= Data records =

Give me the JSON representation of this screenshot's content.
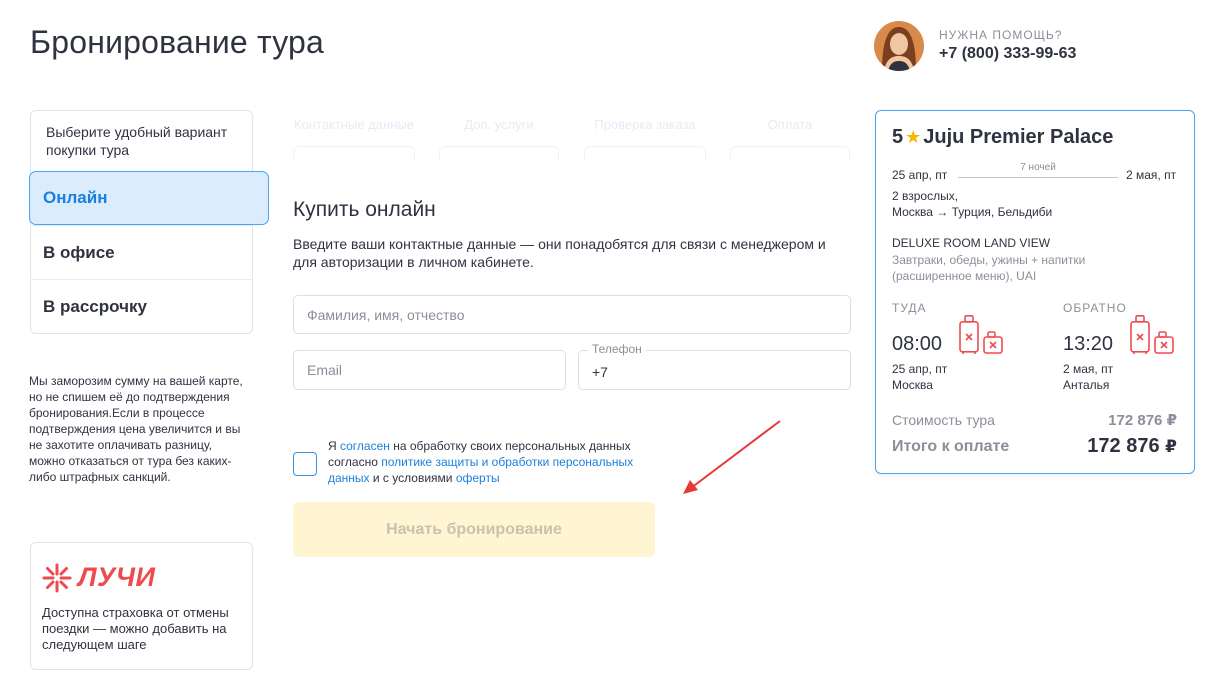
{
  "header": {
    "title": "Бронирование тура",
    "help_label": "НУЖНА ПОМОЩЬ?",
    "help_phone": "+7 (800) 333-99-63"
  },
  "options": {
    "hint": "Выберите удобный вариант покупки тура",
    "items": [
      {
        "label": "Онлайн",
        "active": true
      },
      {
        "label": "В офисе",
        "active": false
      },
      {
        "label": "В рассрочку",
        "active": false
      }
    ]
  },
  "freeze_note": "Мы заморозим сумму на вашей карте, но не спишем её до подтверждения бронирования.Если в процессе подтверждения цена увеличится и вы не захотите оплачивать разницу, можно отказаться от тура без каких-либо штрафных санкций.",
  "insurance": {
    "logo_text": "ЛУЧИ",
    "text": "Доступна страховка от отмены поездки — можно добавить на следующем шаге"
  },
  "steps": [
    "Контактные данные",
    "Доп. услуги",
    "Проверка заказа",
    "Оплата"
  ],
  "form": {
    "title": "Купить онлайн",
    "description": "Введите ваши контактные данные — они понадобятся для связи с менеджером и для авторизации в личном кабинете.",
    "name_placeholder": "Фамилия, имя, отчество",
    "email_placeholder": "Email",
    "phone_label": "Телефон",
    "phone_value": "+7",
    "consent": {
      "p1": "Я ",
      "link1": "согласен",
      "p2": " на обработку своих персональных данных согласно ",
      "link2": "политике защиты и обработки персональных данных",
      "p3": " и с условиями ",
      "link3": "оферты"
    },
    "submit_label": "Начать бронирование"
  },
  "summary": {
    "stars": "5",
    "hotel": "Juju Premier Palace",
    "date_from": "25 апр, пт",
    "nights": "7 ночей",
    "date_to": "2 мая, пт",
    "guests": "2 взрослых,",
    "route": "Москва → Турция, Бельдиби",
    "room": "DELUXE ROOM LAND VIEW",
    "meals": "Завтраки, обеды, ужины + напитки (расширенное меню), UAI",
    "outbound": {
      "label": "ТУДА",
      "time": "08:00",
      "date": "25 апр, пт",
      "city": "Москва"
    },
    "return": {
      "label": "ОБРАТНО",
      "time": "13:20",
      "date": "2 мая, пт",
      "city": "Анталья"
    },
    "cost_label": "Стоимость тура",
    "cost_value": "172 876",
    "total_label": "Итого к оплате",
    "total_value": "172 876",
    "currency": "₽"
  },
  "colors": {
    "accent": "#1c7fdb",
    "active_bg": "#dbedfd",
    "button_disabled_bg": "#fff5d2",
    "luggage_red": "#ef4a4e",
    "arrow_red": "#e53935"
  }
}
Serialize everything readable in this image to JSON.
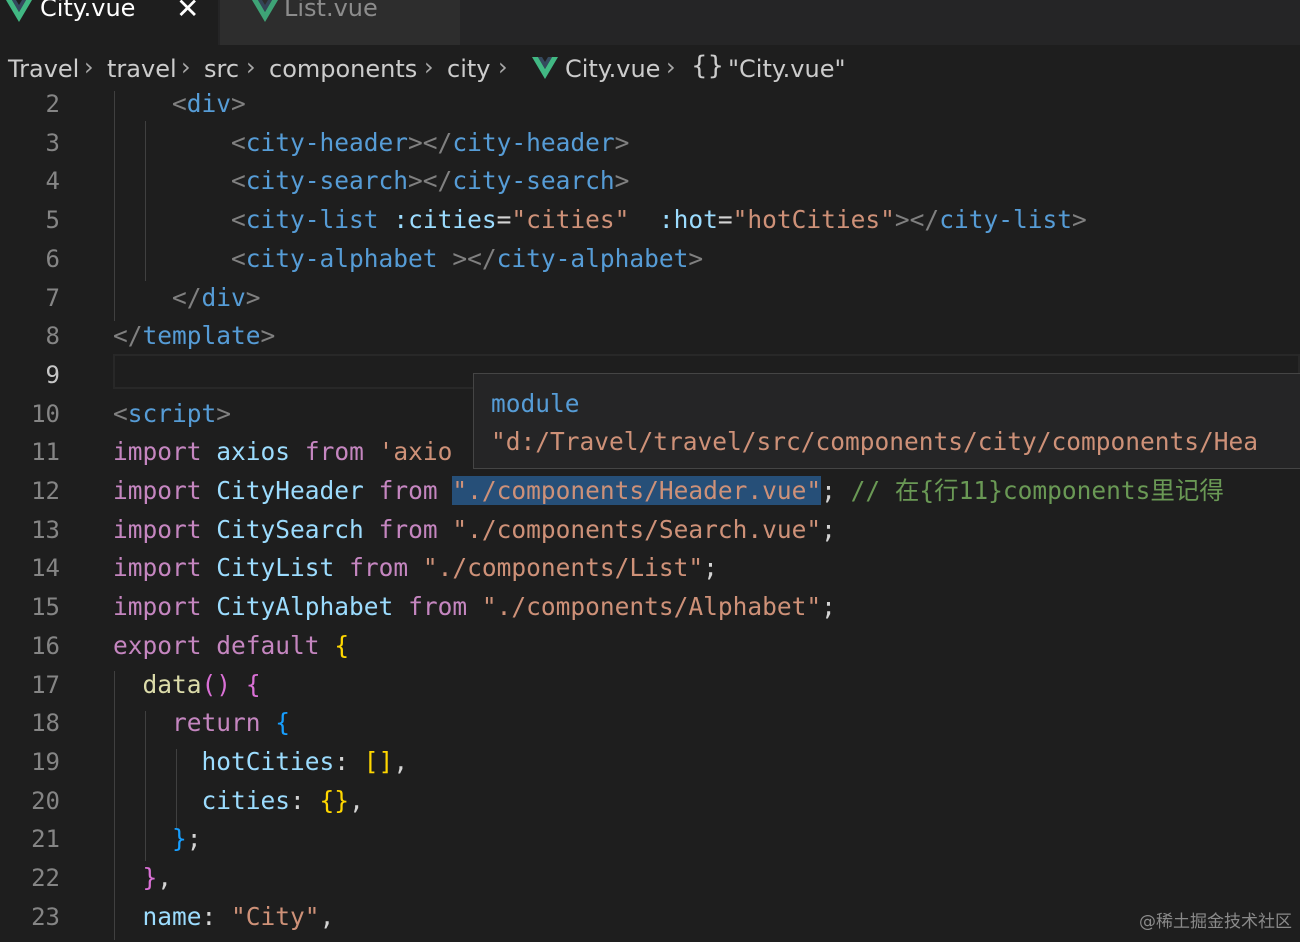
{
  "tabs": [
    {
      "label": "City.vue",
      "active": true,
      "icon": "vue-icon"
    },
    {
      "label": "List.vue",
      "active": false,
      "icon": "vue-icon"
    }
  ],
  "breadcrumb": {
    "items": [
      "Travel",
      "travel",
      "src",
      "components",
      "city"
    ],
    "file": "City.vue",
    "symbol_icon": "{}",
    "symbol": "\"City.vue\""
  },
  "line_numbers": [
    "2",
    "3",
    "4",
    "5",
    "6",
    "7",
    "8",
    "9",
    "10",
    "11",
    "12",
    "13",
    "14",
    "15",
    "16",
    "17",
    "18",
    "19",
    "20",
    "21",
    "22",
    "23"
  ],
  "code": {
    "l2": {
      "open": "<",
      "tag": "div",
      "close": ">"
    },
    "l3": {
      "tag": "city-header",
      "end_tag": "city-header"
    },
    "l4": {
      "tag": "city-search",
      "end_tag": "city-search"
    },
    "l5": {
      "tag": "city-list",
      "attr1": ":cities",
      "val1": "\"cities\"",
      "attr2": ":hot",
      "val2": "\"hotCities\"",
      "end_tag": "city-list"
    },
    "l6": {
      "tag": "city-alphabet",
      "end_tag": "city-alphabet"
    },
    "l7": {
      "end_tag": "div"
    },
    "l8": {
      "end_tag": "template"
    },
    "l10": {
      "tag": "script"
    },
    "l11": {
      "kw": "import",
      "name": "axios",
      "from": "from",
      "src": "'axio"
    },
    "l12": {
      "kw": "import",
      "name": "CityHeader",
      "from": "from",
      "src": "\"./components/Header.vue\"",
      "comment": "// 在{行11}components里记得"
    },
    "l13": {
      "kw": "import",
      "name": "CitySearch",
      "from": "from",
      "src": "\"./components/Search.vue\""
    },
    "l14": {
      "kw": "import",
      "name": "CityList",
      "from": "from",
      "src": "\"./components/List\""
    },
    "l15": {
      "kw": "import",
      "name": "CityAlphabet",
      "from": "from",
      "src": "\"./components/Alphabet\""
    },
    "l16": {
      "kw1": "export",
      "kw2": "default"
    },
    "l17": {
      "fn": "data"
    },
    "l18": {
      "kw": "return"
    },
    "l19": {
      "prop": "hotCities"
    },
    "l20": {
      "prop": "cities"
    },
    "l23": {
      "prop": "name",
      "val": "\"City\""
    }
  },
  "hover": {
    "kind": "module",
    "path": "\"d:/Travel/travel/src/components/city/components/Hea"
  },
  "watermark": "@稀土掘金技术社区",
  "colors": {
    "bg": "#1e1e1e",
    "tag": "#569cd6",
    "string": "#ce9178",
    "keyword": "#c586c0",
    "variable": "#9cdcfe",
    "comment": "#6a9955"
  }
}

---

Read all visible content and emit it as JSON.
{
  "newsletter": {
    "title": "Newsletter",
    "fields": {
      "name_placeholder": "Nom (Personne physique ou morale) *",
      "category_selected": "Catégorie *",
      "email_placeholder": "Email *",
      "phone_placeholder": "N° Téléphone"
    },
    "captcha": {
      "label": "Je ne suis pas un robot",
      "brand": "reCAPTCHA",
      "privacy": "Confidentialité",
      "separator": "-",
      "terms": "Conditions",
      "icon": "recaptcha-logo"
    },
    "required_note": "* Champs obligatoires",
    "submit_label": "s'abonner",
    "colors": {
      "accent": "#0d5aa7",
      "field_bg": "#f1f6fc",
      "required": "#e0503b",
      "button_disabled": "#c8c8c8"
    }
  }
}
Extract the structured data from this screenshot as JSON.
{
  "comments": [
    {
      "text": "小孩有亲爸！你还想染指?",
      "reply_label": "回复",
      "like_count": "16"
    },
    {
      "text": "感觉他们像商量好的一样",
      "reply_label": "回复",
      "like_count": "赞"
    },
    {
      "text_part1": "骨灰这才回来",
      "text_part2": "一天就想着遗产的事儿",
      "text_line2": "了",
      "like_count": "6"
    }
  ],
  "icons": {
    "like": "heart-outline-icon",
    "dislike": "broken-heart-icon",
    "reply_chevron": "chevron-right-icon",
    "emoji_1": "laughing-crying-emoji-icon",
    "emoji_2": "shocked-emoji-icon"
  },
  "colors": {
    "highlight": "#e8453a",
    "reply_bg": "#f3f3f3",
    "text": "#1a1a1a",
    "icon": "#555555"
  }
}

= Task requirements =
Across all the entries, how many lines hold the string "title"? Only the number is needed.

= Answer to this task =
3